“When I came to look at it again, the chapters were too short so I spent a year rewriting it. Then I had an idea for a second novel, The Furies, and they were linked, both stories about men underestimating the cleverness and potency of women.”
COVID provided a suitably ominous backdrop to the plots, respectively involving the hunt for a stolen coin that may be possessed and a nasty case of blackmail.
Connolly is currently in talks with a major Hollywood star he can’t name to make a TV series based on his books, but is sceptical it will ever come to fruition. “The books are just too strange,” he laughs.
In the meantime, he’s looking forward to visiting Yorkshire next week to launch his new book at Harrogate.
“One of the things that gives you faith in people is going to a book store or festival and seeing a lot of people there to chat about something they have in common,” he adds, “I do a little bit of work with prisoners and never underestimate the value of escapism.
“That was what Covid taught us; we were all stuck in houses, sometimes with people we didn’t much care for, and picking up a book to escape into a place that was happier was a lovely thing to do. Reality’s a nice place to visit? but you wouldn’t want to live in it.”
The Furies by John Connolly (Hodder, £20) is published on August 4.
To pre-order for £18 with free UK P&P, visit expressbookshop.com or call 020 3176 3832.

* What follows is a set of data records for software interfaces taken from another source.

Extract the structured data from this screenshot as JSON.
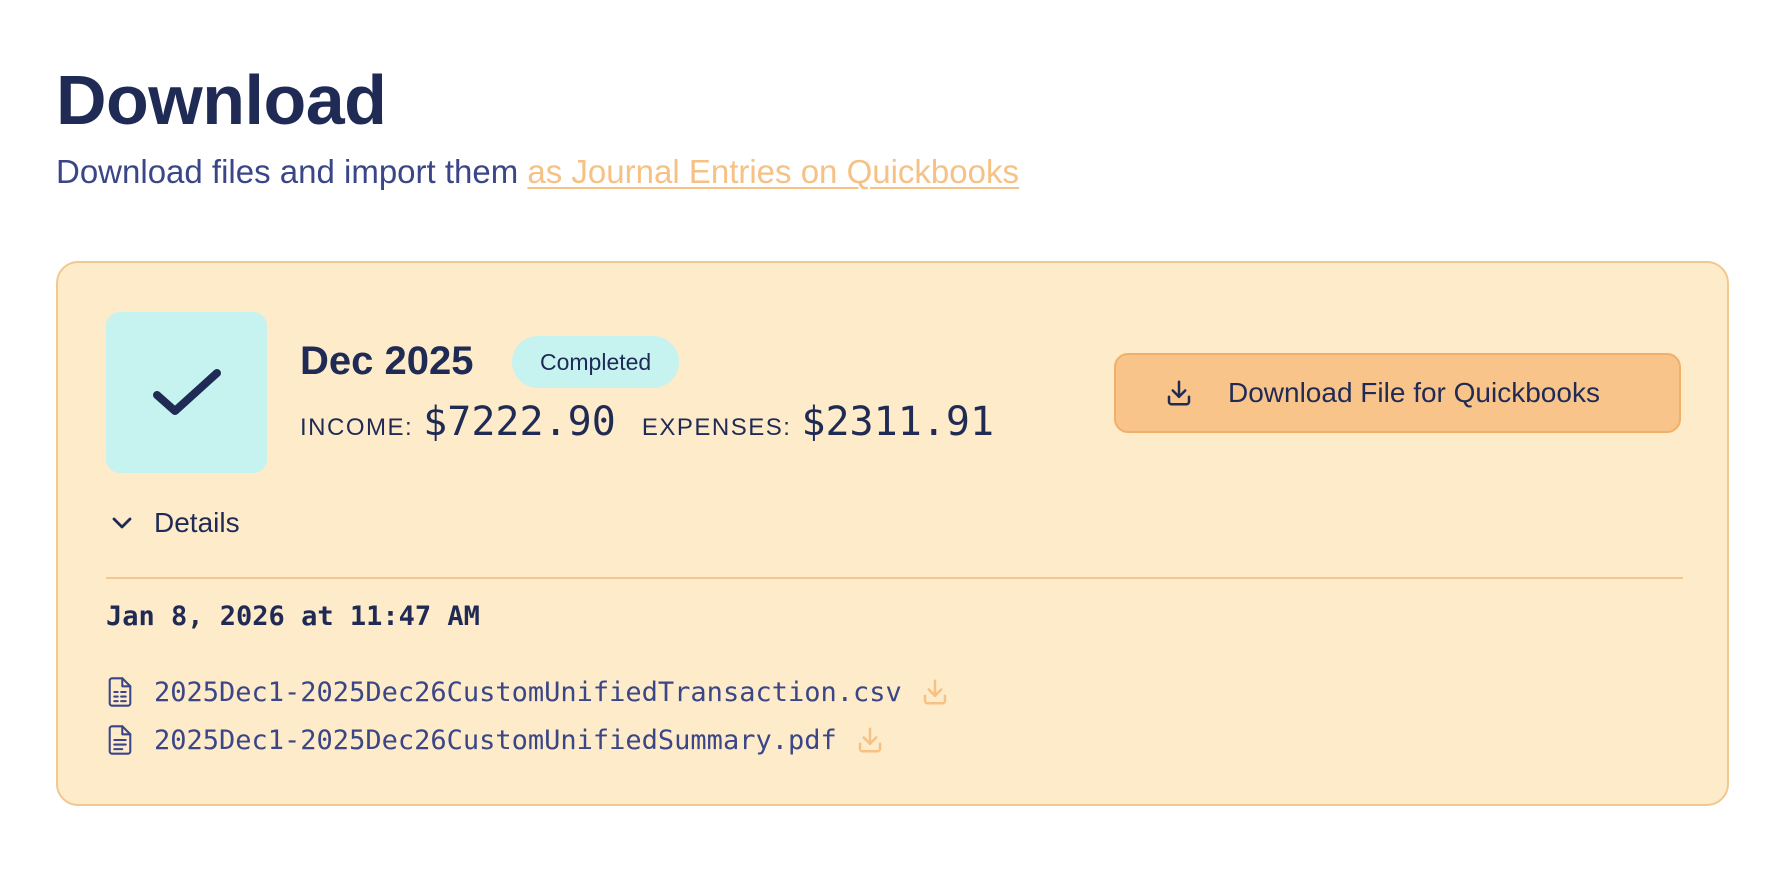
{
  "header": {
    "title": "Download",
    "subtitle_text": "Download files and import them ",
    "subtitle_link": "as Journal Entries on Quickbooks"
  },
  "card": {
    "status_icon": "check-icon",
    "period": "Dec 2025",
    "status_badge": "Completed",
    "income_label": "INCOME:",
    "income_value": "$7222.90",
    "expenses_label": "EXPENSES:",
    "expenses_value": "$2311.91",
    "download_button_label": "Download File for Quickbooks",
    "download_button_icon": "download-icon",
    "details_label": "Details",
    "details_icon": "chevron-down-icon",
    "timestamp": "Jan 8, 2026 at 11:47 AM",
    "files": [
      {
        "name": "2025Dec1-2025Dec26CustomUnifiedTransaction.csv",
        "icon": "spreadsheet-file-icon"
      },
      {
        "name": "2025Dec1-2025Dec26CustomUnifiedSummary.pdf",
        "icon": "document-file-icon"
      }
    ]
  },
  "colors": {
    "primary_text": "#1f2a55",
    "secondary_text": "#3a4687",
    "link": "#f6c184",
    "card_bg": "#fdebc9",
    "card_border": "#f0c890",
    "status_bg": "#c6f2f0",
    "button_bg": "#f9c489",
    "file_download_icon": "#f6c184"
  }
}
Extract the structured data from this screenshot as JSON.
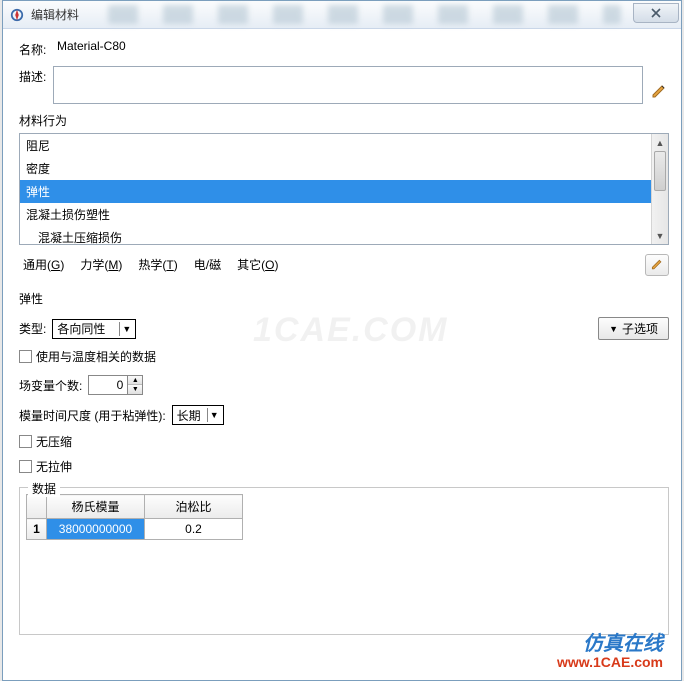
{
  "window": {
    "title": "编辑材料"
  },
  "fields": {
    "name_label": "名称:",
    "name_value": "Material-C80",
    "desc_label": "描述:"
  },
  "behavior": {
    "label": "材料行为",
    "items": [
      "阻尼",
      "密度",
      "弹性",
      "混凝土损伤塑性",
      "混凝土压缩损伤"
    ],
    "selected_index": 2
  },
  "tabs": {
    "general": "通用",
    "general_u": "G",
    "mech": "力学",
    "mech_u": "M",
    "heat": "热学",
    "heat_u": "T",
    "em": "电/磁",
    "other": "其它",
    "other_u": "O"
  },
  "elastic": {
    "title": "弹性",
    "type_label": "类型:",
    "type_value": "各向同性",
    "sub_button": "子选项",
    "dep_temp": "使用与温度相关的数据",
    "field_var_label": "场变量个数:",
    "field_var_value": "0",
    "time_scale_label": "模量时间尺度 (用于粘弹性):",
    "time_scale_value": "长期",
    "no_compress": "无压缩",
    "no_tension": "无拉伸"
  },
  "data": {
    "legend": "数据",
    "headers": [
      "杨氏模量",
      "泊松比"
    ],
    "rows": [
      {
        "n": "1",
        "v": [
          "38000000000",
          "0.2"
        ],
        "selected_col": 0
      }
    ]
  },
  "watermark": {
    "l1": "仿真在线",
    "l2": "www.1CAE.com",
    "center": "1CAE.COM"
  }
}
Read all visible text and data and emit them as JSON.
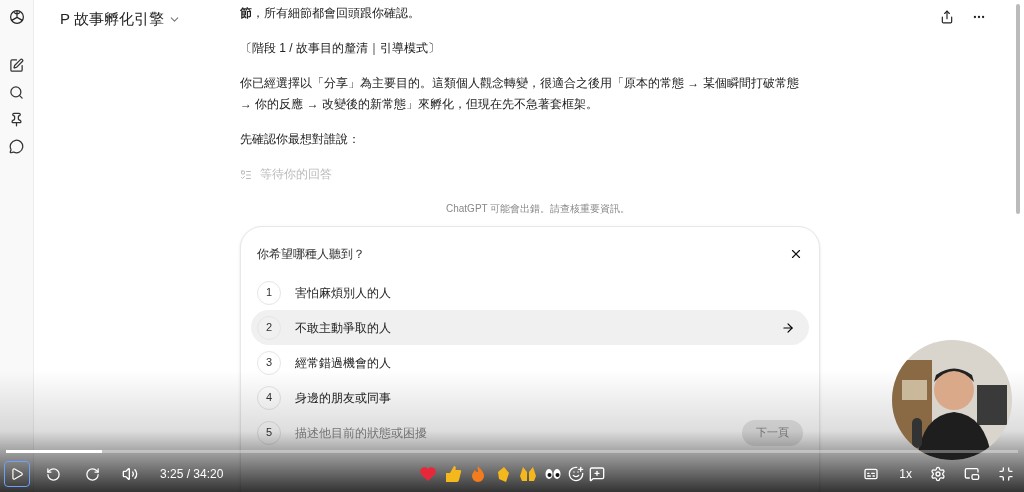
{
  "header": {
    "title": "P 故事孵化引擎"
  },
  "messages": [
    {
      "text": "**節**，所有細節都會回頭跟你確認。"
    },
    {
      "text": "〔階段 1 / 故事目的釐清｜引導模式〕"
    },
    {
      "text": "你已經選擇以「分享」為主要目的。這類個人觀念轉變，很適合之後用「原本的常態 → 某個瞬間打破常態 → 你的反應 → 改變後的新常態」來孵化，但現在先不急著套框架。"
    },
    {
      "text": "先確認你最想對誰說："
    }
  ],
  "status": "等待你的回答",
  "disclaimer": "ChatGPT 可能會出錯。請查核重要資訊。",
  "question": {
    "title": "你希望哪種人聽到？",
    "options": [
      {
        "kind": "choice",
        "number": "1",
        "label": "害怕麻煩別人的人",
        "selected": false
      },
      {
        "kind": "choice",
        "number": "2",
        "label": "不敢主動爭取的人",
        "selected": true
      },
      {
        "kind": "choice",
        "number": "3",
        "label": "經常錯過機會的人",
        "selected": false
      },
      {
        "kind": "choice",
        "number": "4",
        "label": "身邊的朋友或同事",
        "selected": false
      },
      {
        "kind": "input",
        "number": "5",
        "placeholder": "描述他目前的狀態或困擾",
        "selected": false
      }
    ],
    "next_button": "下一頁"
  },
  "player": {
    "progress": {
      "level": 0.095
    },
    "time": "3:25 / 34:20",
    "speed": "1x"
  }
}
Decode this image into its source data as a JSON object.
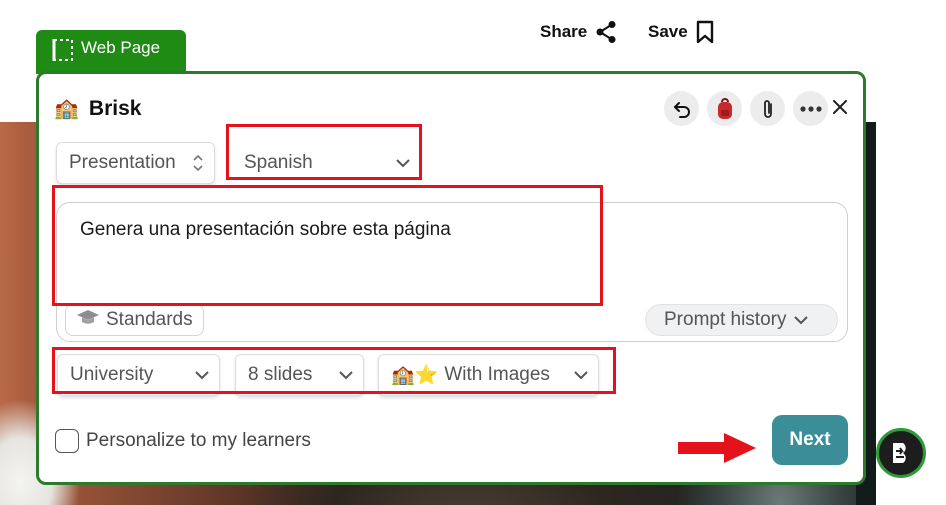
{
  "page": {
    "share_label": "Share",
    "save_label": "Save"
  },
  "tab": {
    "label": "Web Page",
    "icon": "selection-frame-icon"
  },
  "panel": {
    "brand_emoji": "🏫",
    "brand_name": "Brisk",
    "toolbar_icons": [
      "undo-icon",
      "backpack-icon",
      "paperclip-icon",
      "more-icon"
    ],
    "close_icon": "close-icon"
  },
  "form": {
    "output_type": "Presentation",
    "language": "Spanish",
    "prompt": "Genera una presentación sobre esta página",
    "standards_label": "Standards",
    "prompt_history_label": "Prompt history",
    "level": "University",
    "slides": "8 slides",
    "images_emoji": "🏫⭐",
    "images_option": "With Images",
    "personalize_label": "Personalize to my learners",
    "personalize_checked": false,
    "next_label": "Next"
  },
  "colors": {
    "tab_green": "#1f8a14",
    "panel_border": "#2d7a2d",
    "next_button": "#3b8e97",
    "annotation_red": "#e3121b"
  }
}
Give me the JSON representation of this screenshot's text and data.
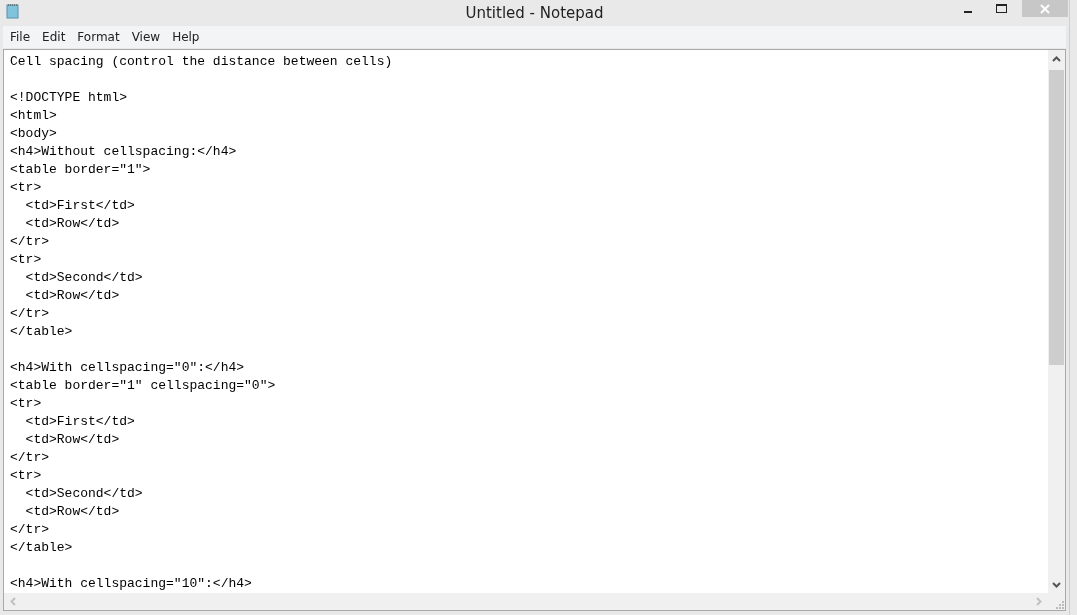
{
  "window": {
    "title": "Untitled - Notepad"
  },
  "menu": [
    "File",
    "Edit",
    "Format",
    "View",
    "Help"
  ],
  "editor": {
    "text": "Cell spacing (control the distance between cells)\n\n<!DOCTYPE html>\n<html>\n<body>\n<h4>Without cellspacing:</h4>\n<table border=\"1\">\n<tr>\n  <td>First</td>\n  <td>Row</td>\n</tr>\n<tr>\n  <td>Second</td>\n  <td>Row</td>\n</tr>\n</table>\n\n<h4>With cellspacing=\"0\":</h4>\n<table border=\"1\" cellspacing=\"0\">\n<tr>\n  <td>First</td>\n  <td>Row</td>\n</tr>\n<tr>\n  <td>Second</td>\n  <td>Row</td>\n</tr>\n</table>\n\n<h4>With cellspacing=\"10\":</h4>"
  }
}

For Theakston Old Peculier Crime Writing Festival, visit: harrogateinternational festivals.com